Dozens of JD Wetherspoon pubs put up for sale in recent months are yet to find a buyer as nervousness over the impact of the cost of living crisis on the hospitality sector and turmoil in the commercial property market has put off potential suitors.
Wetherspoons announced it was selling 32 of its 800-plus venues in September as part of a long-term strategy to overhaul its estate, just days after former prime minister Liz Truss’s mini-budget led to a sharp rise in mortgage rates, sending shockwaves through the property market.
Of the 32 pubs advertised for sale at the time — 10 of which were freeholds and the rest leaseholds — 27 venues are yet to find a buyer. Wetherspoons has since put several more premises on the market, bringing the total up for sale to 35 venues.
Wetherspoons’s chief executive Tim Martin admitted the sale — the biggest in the pub chain’s recent history — had been affected in part by worsening economic conditions.
“Would we have done better in 2018? Yes, probably,” said Martin. “Some [of the sales] are slow but overall they are moving at a reasonable pace. It probably is a bit slower than in the middle of a property boom but we’ve sold a lot of pubs.”

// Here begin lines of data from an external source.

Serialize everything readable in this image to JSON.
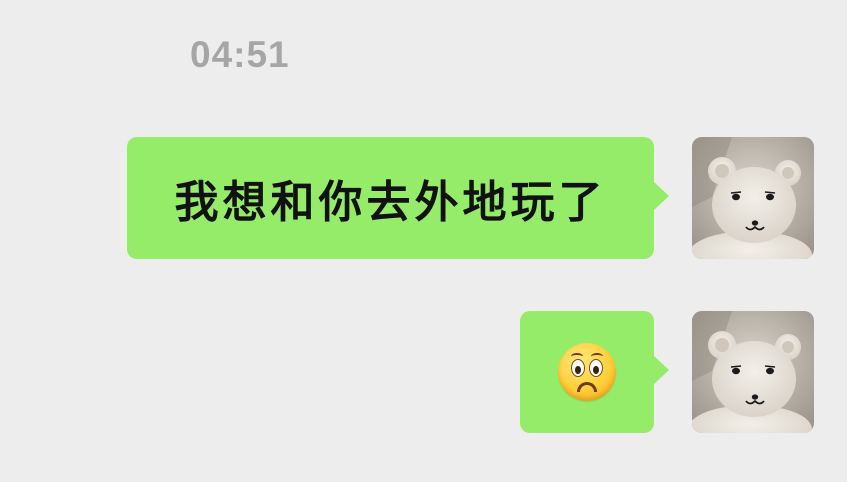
{
  "chat": {
    "timestamp": "04:51",
    "messages": [
      {
        "type": "text",
        "text": "我想和你去外地玩了",
        "sender": "self",
        "bubble_color": "#95ec69"
      },
      {
        "type": "emoji",
        "emoji": "frowning-face",
        "sender": "self",
        "bubble_color": "#95ec69"
      }
    ],
    "avatar": {
      "icon": "white-teddy-bear-plush"
    }
  },
  "colors": {
    "background": "#ededed",
    "bubble": "#95ec69",
    "timestamp": "#a6a6a6",
    "text": "#111111"
  }
}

The company has fetched nearly £3mn for the 10 pubs it sold since July, most of which have been offloaded to other rivals.
“It’s not really a time when publicans want to buy, renovate and open loads more pubs with all the costs of running them and the uncertain market conditions,” said a competitor, who looked at some of the Wetherspoons sites in London. The sales process is being overseen by real estate companies Savills and CBRE.
Wetherspoons said in a trading update on Wednesday that like-for-like sales were 17.8 per cent higher in the 12 weeks to January 22 than the same period a year ago, but 2 per cent down on pre-pandemic levels. The London-listed group’s share price fell 5.5 per cent to £4.50 in afternoon trading.
Martin stressed the pub sale was not part of an effort to raise money to ease cash flow or pay down Wetherspoons’s £745mn debt, and instead was part of a “normal churning” of premises. “The ones we’ve sold are mostly within a mile of another pub,” he said.
An agent close to the sale process said offloading the pubs was “tough” because of concerns over a consumer downturn hurting pub sales and banks’ increased cautiousness about lending, but stressed “buyers are still coming through for these properties”….